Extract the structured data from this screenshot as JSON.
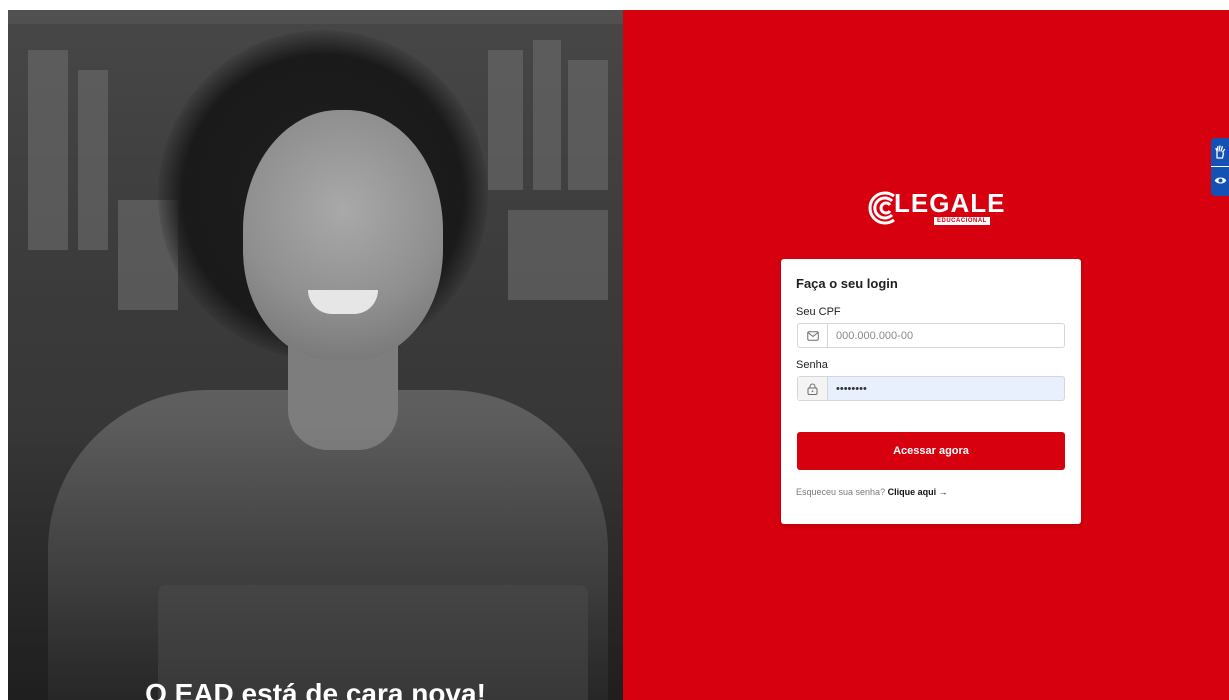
{
  "hero": {
    "headline": "O EAD está de cara nova!"
  },
  "brand": {
    "name": "LEGALE",
    "subtitle": "EDUCACIONAL",
    "primary_color": "#d7000f"
  },
  "login": {
    "title": "Faça o seu login",
    "cpf_label": "Seu CPF",
    "cpf_placeholder": "000.000.000-00",
    "cpf_icon": "mail-icon",
    "password_label": "Senha",
    "password_value": "••••••••",
    "password_icon": "lock-icon",
    "submit_label": "Acessar agora",
    "forgot_prompt": "Esqueceu sua senha?",
    "forgot_link": "Clique aqui →"
  },
  "accessibility": {
    "buttons": [
      "hand-sign-icon",
      "eye-icon"
    ],
    "color": "#1351b4"
  }
}
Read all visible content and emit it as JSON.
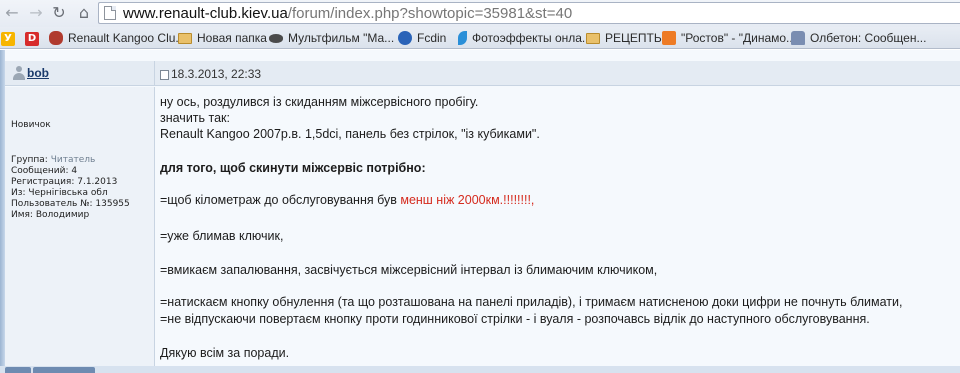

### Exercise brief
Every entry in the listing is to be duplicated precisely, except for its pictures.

### Answer to this task
Extract the structured data from this screenshot as JSON.
{
  "hero": {
    "headline": "O EAD está de cara nova!"
  },
  "brand": {
    "name": "LEGALE",
    "subtitle": "EDUCACIONAL",
    "primary_color": "#d7000f"
  },
  "login": {
    "title": "Faça o seu login",
    "cpf_label": "Seu CPF",
    "cpf_placeholder": "000.000.000-00",
    "cpf_icon": "mail-icon",
    "password_label": "Senha",
    "password_value": "••••••••",
    "password_icon": "lock-icon",
    "submit_label": "Acessar agora",
    "forgot_prompt": "Esqueceu sua senha?",
    "forgot_link": "Clique aqui →"
  },
  "accessibility": {
    "buttons": [
      "hand-sign-icon",
      "eye-icon"
    ],
    "color": "#1351b4"
  }
}
Read all visible content and emit it as JSON.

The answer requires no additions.